### Source data
────────────────────────────────────────

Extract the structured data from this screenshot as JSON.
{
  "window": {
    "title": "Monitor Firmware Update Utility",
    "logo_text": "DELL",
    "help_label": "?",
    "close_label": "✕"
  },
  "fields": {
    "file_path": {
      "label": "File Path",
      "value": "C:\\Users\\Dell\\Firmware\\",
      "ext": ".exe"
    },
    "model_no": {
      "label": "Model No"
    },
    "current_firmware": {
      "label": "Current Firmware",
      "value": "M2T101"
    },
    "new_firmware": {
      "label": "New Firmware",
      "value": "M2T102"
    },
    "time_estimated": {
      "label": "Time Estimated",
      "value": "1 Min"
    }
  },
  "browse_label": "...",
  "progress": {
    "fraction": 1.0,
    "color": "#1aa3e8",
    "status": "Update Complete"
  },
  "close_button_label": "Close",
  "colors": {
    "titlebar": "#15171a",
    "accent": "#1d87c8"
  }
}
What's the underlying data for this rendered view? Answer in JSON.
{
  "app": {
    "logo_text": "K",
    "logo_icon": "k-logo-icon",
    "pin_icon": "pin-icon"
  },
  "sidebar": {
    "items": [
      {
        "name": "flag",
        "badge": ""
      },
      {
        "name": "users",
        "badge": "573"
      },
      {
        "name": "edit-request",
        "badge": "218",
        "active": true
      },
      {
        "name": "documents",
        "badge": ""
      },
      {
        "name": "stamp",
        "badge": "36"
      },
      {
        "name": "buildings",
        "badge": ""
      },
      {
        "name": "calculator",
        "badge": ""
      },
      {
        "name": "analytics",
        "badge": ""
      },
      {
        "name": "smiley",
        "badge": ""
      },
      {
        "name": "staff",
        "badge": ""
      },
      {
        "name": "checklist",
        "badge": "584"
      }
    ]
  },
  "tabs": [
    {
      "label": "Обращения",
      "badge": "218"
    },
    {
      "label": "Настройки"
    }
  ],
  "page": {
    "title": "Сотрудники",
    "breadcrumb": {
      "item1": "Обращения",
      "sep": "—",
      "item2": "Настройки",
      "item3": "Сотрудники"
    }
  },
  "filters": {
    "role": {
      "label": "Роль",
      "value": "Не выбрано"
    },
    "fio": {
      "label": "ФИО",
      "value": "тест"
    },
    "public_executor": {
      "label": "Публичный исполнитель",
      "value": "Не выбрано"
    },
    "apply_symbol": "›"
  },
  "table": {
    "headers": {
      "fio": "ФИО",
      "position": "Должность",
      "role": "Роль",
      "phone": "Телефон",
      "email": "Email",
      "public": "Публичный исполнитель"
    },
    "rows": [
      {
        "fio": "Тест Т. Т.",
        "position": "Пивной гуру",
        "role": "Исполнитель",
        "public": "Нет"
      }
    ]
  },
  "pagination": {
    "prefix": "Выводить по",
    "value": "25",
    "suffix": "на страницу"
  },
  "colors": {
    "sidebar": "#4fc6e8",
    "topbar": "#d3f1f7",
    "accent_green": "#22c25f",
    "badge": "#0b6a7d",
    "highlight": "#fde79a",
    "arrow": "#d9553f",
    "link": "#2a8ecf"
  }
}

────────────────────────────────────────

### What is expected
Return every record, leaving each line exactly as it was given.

### Response area
Extract the structured data from this screenshot as JSON.
{
  "window": {
    "title": "Monitor Firmware Update Utility",
    "logo_text": "DELL",
    "help_label": "?",
    "close_label": "✕"
  },
  "fields": {
    "file_path": {
      "label": "File Path",
      "value": "C:\\Users\\Dell\\Firmware\\",
      "ext": ".exe"
    },
    "model_no": {
      "label": "Model No"
    },
    "current_firmware": {
      "label": "Current Firmware",
      "value": "M2T101"
    },
    "new_firmware": {
      "label": "New Firmware",
      "value": "M2T102"
    },
    "time_estimated": {
      "label": "Time Estimated",
      "value": "1 Min"
    }
  },
  "browse_label": "...",
  "progress": {
    "fraction": 1.0,
    "color": "#1aa3e8",
    "status": "Update Complete"
  },
  "close_button_label": "Close",
  "colors": {
    "titlebar": "#15171a",
    "accent": "#1d87c8"
  }
}
What's the underlying data for this rendered view? Answer in JSON.
{
  "app": {
    "logo_text": "K",
    "logo_icon": "k-logo-icon",
    "pin_icon": "pin-icon"
  },
  "sidebar": {
    "items": [
      {
        "name": "flag",
        "badge": ""
      },
      {
        "name": "users",
        "badge": "573"
      },
      {
        "name": "edit-request",
        "badge": "218",
        "active": true
      },
      {
        "name": "documents",
        "badge": ""
      },
      {
        "name": "stamp",
        "badge": "36"
      },
      {
        "name": "buildings",
        "badge": ""
      },
      {
        "name": "calculator",
        "badge": ""
      },
      {
        "name": "analytics",
        "badge": ""
      },
      {
        "name": "smiley",
        "badge": ""
      },
      {
        "name": "staff",
        "badge": ""
      },
      {
        "name": "checklist",
        "badge": "584"
      }
    ]
  },
  "tabs": [
    {
      "label": "Обращения",
      "badge": "218"
    },
    {
      "label": "Настройки"
    }
  ],
  "page": {
    "title": "Сотрудники",
    "breadcrumb": {
      "item1": "Обращения",
      "sep": "—",
      "item2": "Настройки",
      "item3": "Сотрудники"
    }
  },
  "filters": {
    "role": {
      "label": "Роль",
      "value": "Не выбрано"
    },
    "fio": {
      "label": "ФИО",
      "value": "тест"
    },
    "public_executor": {
      "label": "Публичный исполнитель",
      "value": "Не выбрано"
    },
    "apply_symbol": "›"
  },
  "table": {
    "headers": {
      "fio": "ФИО",
      "position": "Должность",
      "role": "Роль",
      "phone": "Телефон",
      "email": "Email",
      "public": "Публичный исполнитель"
    },
    "rows": [
      {
        "fio": "Тест Т. Т.",
        "position": "Пивной гуру",
        "role": "Исполнитель",
        "public": "Нет"
      }
    ]
  },
  "pagination": {
    "prefix": "Выводить по",
    "value": "25",
    "suffix": "на страницу"
  },
  "colors": {
    "sidebar": "#4fc6e8",
    "topbar": "#d3f1f7",
    "accent_green": "#22c25f",
    "badge": "#0b6a7d",
    "highlight": "#fde79a",
    "arrow": "#d9553f",
    "link": "#2a8ecf"
  }
}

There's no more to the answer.